I made my way through the northeast side of Palm Bay until I was able to pull into the large strip mall that held The Broken Barrel Tavern. Dave and I loved this place. Besides offering hundreds of types of beer and ale, they had great food. The smoked wings were my favorite, and I made a mental note to order some as soon as I got inside. The little bit of food I had earlier didn’t make up for three days of not eating.
There were plenty of businesses around in the shopping center, but most were closed this time of night. Thursdays were one of the busiest nights at the bar due to their Liter Special, and the parking lot was usually packed. Even during a hurricane crisis, people would be out partying. Most people didn’t take them seriously before they hit and would take advantage of the couple of days off and go out, packing most of the bars or going to ‘hurricane parties’.
But that night I saw only seven or eight cars in the parking lot. I scanned around and saw Michelle’s truck. She just lived around the corner and probably had been waiting forever for me. The traffic made me over half an hour late.
I noticed that there wasn’t any music playing as I neared the entrance. Usually there were so many people here that the jukebox was blaring non-stop.
I walked in through the double doors and saw only a few people around the bar. A couple was off to my right lazily shooting pool, and another person was playing darts by himself. The televisions were on mute, playing what looked like the local news channel out of Orlando. I wasn’t really paying attention to it though. I scanned the bar to find Michelle, but didn’t see her.
Becky was behind the bar, which was odd. She was married to the owner and usually managed the day shift. She was short and blonde and normally had an inviting smile. That night, though, she seemed irritable as I approached and sat on a stool.
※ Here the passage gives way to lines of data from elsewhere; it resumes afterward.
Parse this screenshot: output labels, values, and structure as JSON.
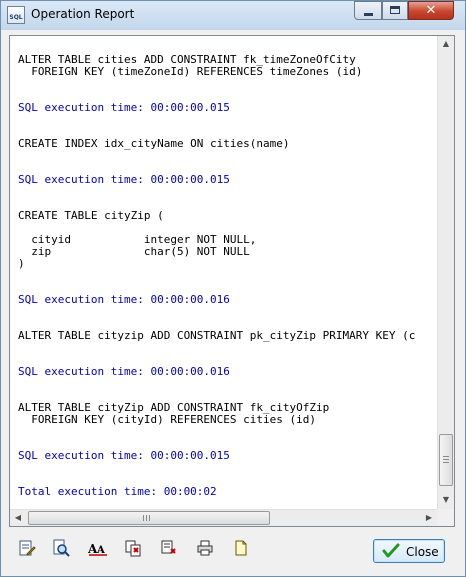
{
  "window": {
    "title": "Operation Report",
    "app_icon_text": "SQL",
    "close_glyph": "✕"
  },
  "report": {
    "lines": [
      {
        "text": "ALTER TABLE cities ADD CONSTRAINT fk_timeZoneOfCity",
        "kind": "sql"
      },
      {
        "text": "  FOREIGN KEY (timeZoneId) REFERENCES timeZones (id)",
        "kind": "sql"
      },
      {
        "text": "SQL execution time: 00:00:00.015",
        "kind": "timing"
      },
      {
        "text": "CREATE INDEX idx_cityName ON cities(name)",
        "kind": "sql"
      },
      {
        "text": "SQL execution time: 00:00:00.015",
        "kind": "timing"
      },
      {
        "text": "CREATE TABLE cityZip (",
        "kind": "sql"
      },
      {
        "text": "  cityid           integer NOT NULL,",
        "kind": "sql"
      },
      {
        "text": "  zip              char(5) NOT NULL",
        "kind": "sql"
      },
      {
        "text": ")",
        "kind": "sql"
      },
      {
        "text": "SQL execution time: 00:00:00.016",
        "kind": "timing"
      },
      {
        "text": "ALTER TABLE cityzip ADD CONSTRAINT pk_cityZip PRIMARY KEY (c",
        "kind": "sql"
      },
      {
        "text": "SQL execution time: 00:00:00.016",
        "kind": "timing"
      },
      {
        "text": "ALTER TABLE cityZip ADD CONSTRAINT fk_cityOfZip",
        "kind": "sql"
      },
      {
        "text": "  FOREIGN KEY (cityId) REFERENCES cities (id)",
        "kind": "sql"
      },
      {
        "text": "SQL execution time: 00:00:00.015",
        "kind": "timing"
      },
      {
        "text": "Total execution time: 00:00:02",
        "kind": "timing"
      }
    ]
  },
  "scroll": {
    "up": "▲",
    "down": "▼",
    "left": "◀",
    "right": "▶"
  },
  "toolbar": {
    "icons": [
      "edit-icon",
      "find-icon",
      "font-icon",
      "copy-icon",
      "save-icon",
      "print-icon",
      "note-icon"
    ]
  },
  "actions": {
    "close_label": "Close"
  },
  "colors": {
    "timing_text": "#0000c0",
    "sql_text": "#000000"
  }
}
“Where is everyone?” I asked as she came over and slapped a coaster in front of me.
“Not here,” she snapped back, grabbing a liter glass out of the cooler. “What are you having?”
She wasn’t normally like that, and I probably let that show on my face. Her expression softened, and she let her shoulders slump.
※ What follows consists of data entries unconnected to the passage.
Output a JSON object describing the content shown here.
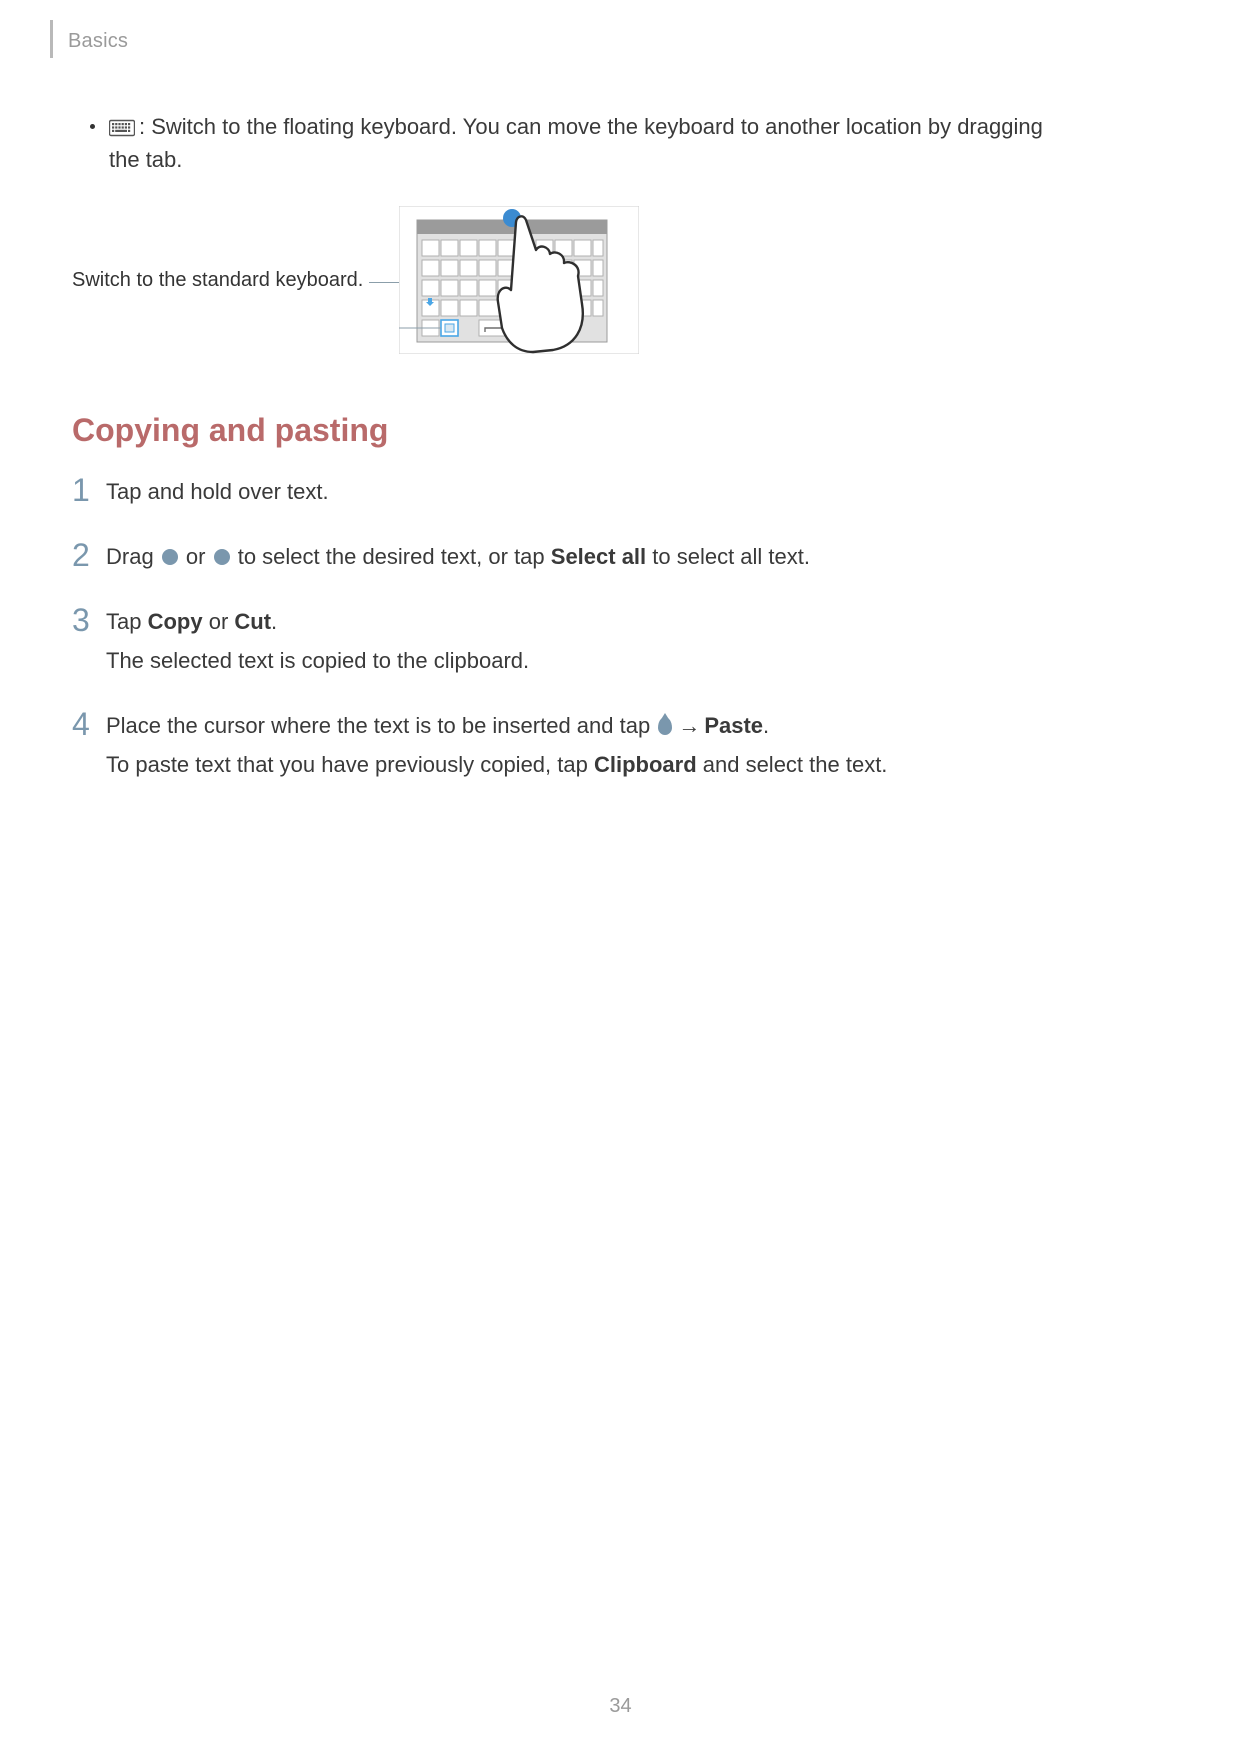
{
  "header": {
    "section": "Basics"
  },
  "bullet": {
    "text_after_icon": ": Switch to the floating keyboard. You can move the keyboard to another location by dragging the tab."
  },
  "figure": {
    "label": "Switch to the standard keyboard."
  },
  "heading": "Copying and pasting",
  "steps": {
    "s1": {
      "num": "1",
      "text": "Tap and hold over text."
    },
    "s2": {
      "num": "2",
      "pre": "Drag ",
      "mid": " or ",
      "post_a": " to select the desired text, or tap ",
      "bold_select_all": "Select all",
      "post_b": " to select all text."
    },
    "s3": {
      "num": "3",
      "pre": "Tap ",
      "bold_copy": "Copy",
      "or": " or ",
      "bold_cut": "Cut",
      "period": ".",
      "line2": "The selected text is copied to the clipboard."
    },
    "s4": {
      "num": "4",
      "pre": "Place the cursor where the text is to be inserted and tap ",
      "arrow": "→",
      "bold_paste": "Paste",
      "period": ".",
      "line2_a": "To paste text that you have previously copied, tap ",
      "bold_clipboard": "Clipboard",
      "line2_b": " and select the text."
    }
  },
  "page_number": "34"
}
“Sorry,” she said. “Everyone, and I mean
, called out today. I’ve been here since we opened.” She went back and poured me a dark beer and put it in front of me. “Kevin called me this morning. He was opening the place even though he was sick as hell. I told him I would come in and next thing I know, everyone was calling out and no one else would answer their phone. He’s home with Brandon,” she said, referring to her and Kevin’s son. “They’re both suffering from this flu going around.”
I could tell her frustration was starting to return, so I tried to change the subject.
“Sorry to hear that,” I said. “Hey, can you put me in for a basket of wings? Smoked and fried, please?” That turned out to be a mistake.
“Sure, let me just go throw on an apron,” she snapped at me. “Sorry,” she said, calming back down. “When I said I was the only one here, I meant it. Kitchen is closed.”
“That sucks.” I looked around the bar. “Hey, do you know Michelle?”
“Isn’t that the girl you’ve been striking out with for the last few weeks?” she said, finally smiling.
“Hey,” I came back with a hurtful look and then smiled, “these things take time.”
“Let’s hope your timing is on,” she said, nodding behind me toward the restrooms.
I turned around and saw Michelle walking my way. She looked like hell.
Normally, she was a five-foot-six skinny blonde with a nice set of everything. She was never unkempt, always dressed to impress, and had the posture of a supermodel. But this blob of a person was wearing an oversized shirt, her hair was in a messy, tangled bun, and she didn’t have a smudge of makeup on. She was meandering her way from the bathroom, slouched, as if someone had punched her in the stomach. It was hard to hide my surprise as she made her way over to me and slumped down on the adjacent stool.
“You look like crap,” I let slip out and then pursed my lips, realizing what I had said. She didn’t seem to take offense, though, as if she didn’t even hear me.